David Hixon

  • Won 826 games at the Division-III level for Amherst
  • Two-time National Champion (2007, 2013)
  • 20 NCAA Division III tournament appearances

Dirk Nowitzki

  • Played 21 years with Dallas Mavericks (1998-2019)
  • Sixth on NBA All-Time scoring list (31,560)
  • 15th on NBA All-Time 3-point list (1982)
  • 14-time All-Star
  • 12-time All-NBA honoree
  • 2011 NBA Champion
  • 2011 NBA Finals MVP
  • 2006-07 MVP

Gary Blair

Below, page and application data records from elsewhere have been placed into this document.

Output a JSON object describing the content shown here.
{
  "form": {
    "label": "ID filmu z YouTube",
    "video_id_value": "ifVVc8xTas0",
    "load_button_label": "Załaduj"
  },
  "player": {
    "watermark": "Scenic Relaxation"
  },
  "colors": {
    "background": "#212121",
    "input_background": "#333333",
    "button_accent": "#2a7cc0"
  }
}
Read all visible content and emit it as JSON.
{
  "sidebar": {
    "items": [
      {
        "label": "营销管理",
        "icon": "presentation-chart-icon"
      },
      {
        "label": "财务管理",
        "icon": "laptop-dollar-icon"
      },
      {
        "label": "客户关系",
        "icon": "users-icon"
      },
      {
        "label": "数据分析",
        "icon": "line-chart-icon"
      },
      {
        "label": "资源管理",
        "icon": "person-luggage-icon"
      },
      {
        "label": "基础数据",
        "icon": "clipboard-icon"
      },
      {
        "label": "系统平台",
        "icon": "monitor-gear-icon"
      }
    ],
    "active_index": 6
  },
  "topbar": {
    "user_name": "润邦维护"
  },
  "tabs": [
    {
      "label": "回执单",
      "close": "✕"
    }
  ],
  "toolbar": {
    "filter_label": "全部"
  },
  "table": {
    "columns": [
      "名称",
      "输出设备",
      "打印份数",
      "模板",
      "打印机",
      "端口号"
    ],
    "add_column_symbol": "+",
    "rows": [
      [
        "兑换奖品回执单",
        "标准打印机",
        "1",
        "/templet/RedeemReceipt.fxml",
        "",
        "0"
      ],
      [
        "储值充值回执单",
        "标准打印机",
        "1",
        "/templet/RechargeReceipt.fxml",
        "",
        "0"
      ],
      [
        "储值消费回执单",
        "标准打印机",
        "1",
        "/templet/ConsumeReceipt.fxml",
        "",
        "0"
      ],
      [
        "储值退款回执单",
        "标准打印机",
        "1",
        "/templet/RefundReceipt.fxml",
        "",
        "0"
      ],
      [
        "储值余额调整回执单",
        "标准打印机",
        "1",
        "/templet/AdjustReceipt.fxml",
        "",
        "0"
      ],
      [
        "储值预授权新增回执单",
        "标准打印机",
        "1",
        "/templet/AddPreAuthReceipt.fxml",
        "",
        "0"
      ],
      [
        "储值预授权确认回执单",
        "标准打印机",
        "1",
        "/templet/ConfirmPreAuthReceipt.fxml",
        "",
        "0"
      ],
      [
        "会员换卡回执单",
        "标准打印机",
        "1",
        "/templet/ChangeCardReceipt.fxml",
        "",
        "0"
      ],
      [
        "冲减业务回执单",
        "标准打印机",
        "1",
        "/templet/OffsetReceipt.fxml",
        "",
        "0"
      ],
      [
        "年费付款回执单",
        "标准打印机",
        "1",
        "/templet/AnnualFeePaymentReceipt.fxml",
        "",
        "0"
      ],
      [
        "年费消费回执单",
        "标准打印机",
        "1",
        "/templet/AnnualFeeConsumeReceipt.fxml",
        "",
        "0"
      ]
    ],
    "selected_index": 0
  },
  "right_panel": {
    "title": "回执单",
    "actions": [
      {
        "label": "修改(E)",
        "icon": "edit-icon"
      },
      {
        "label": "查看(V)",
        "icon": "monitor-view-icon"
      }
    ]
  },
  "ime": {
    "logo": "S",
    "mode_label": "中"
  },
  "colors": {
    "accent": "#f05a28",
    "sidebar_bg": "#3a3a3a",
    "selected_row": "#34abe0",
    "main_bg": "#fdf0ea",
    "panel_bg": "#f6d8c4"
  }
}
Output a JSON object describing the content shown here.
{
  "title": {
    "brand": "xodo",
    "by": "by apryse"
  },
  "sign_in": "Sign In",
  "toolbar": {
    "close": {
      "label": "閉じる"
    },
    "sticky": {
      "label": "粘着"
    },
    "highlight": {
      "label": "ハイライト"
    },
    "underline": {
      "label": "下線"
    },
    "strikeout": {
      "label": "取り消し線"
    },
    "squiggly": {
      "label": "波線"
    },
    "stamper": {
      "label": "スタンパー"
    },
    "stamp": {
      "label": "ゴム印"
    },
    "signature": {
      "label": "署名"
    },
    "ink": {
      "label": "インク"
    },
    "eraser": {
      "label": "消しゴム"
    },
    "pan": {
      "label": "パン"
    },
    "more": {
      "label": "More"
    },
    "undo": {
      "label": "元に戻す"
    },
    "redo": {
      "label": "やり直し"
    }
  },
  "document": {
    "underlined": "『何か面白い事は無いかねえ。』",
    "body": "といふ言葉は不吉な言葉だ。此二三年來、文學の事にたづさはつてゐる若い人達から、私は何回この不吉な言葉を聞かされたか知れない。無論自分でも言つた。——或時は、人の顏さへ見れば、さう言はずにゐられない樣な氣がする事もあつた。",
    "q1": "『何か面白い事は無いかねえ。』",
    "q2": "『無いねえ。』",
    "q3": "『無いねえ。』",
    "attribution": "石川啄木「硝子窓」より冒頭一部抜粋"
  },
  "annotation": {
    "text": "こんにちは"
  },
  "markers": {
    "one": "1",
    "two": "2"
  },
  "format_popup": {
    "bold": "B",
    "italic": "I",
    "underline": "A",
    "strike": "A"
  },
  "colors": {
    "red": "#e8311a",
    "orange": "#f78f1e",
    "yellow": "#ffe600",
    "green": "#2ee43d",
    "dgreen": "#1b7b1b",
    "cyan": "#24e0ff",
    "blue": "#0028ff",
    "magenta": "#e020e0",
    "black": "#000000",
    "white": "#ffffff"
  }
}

  • Member of the Women’s College Basketball Hall of Fame
  • 12th-most wins in Division-I women’s college basketball history with 852 in 37 seasons with Stephen F. Austin, Arkansas and Texas A&M
  • One-time National Champion (2011)
  • Led both Arkansas and Texas A&M to the Final Four
  • 25 NCAA Tournament appearances

Gene Bess

  • All-time winningest college coach with 1,300 wins, coaching 50 seasons at Three Rivers Community College
  • 23-time NJCAA Regional Championships
  • Two-time NJCAA Champion (1979, 1992)
  • First ever NJCAA coach to reach 1,000, 1,100 and 1,200 wins

Gene Keady

  • Member of the College Basketball Hall of Fame
  • Head coach for 27 seasons, including 25 for Purdue (1980-2005) and the other two with Western Kentucky (1978-80)
  • Five-time National Coach of Year (1984, 1988, 1994, 1996, 2000)
  • Led Purdue to 17 NCAA Tournaments, WKU to one

Gregg Popovich

  • NBA all-time wins leader (1,358 and counting)
  • Three-time NBA Coach of the Year (2003, 2012, 2014)
  • Five-time NBA Champion (1999, 2003, 2005, 2007, 2014)
  • Helped the San Antonio Spurs make the playoffs 22 consecutive times (1997-2019)
  • Led San Antonio to 19 50-win seasons, including six 60-win seasons

Jennifer Azzi

  • First-team All-American with Stanford Cardinals in 1988-89 and 1989-90
  • National Champion in 1990, earning Final Four MVP and West Region MVP
  • Naismith Player of the Year award honoree in 1990
  • Pac-10 player of the year in 1989 and 1989
  • Three-time gold medalist, including in the 1996 Atlanta Olympics

Marian Washington

  • Member of the Women’s College Basketball Hall of Fame
  • Kansas women’s basketball head coach for 31 years
  • Led Kansas to 11 NCAA Tournaments
  • First African American women to coach the U.S. in international competition in 1982
  • Two-time Big Eight Coach of the Year, one-time Big 12 coach of the Year

Pau Gasol

  • Played 18 seasons with Memphis Grizzlies, Los Angeles Lakers, Chicago Bulls, Spurs and Milwaukee Bucks
  • Six-time All-Star
  • Four-time All-NBA honoree
  • Two-time NBA Champion (2009, 2010)
  • 2001-02 Rookie of the Year

Tony Parker

  • Played 18 NBA Seasons (17 with Spurs from 2001-2018; one with Hornets ‘18-19)
  • Six-time All-Star
  • Four-time All-NBA honoree
  • Four-time NBA Champion (2003, 2005, 2007, 2014)
  • 2006-07 NBA Finals MVP

This is a breaking news story. Stay tuned for updates.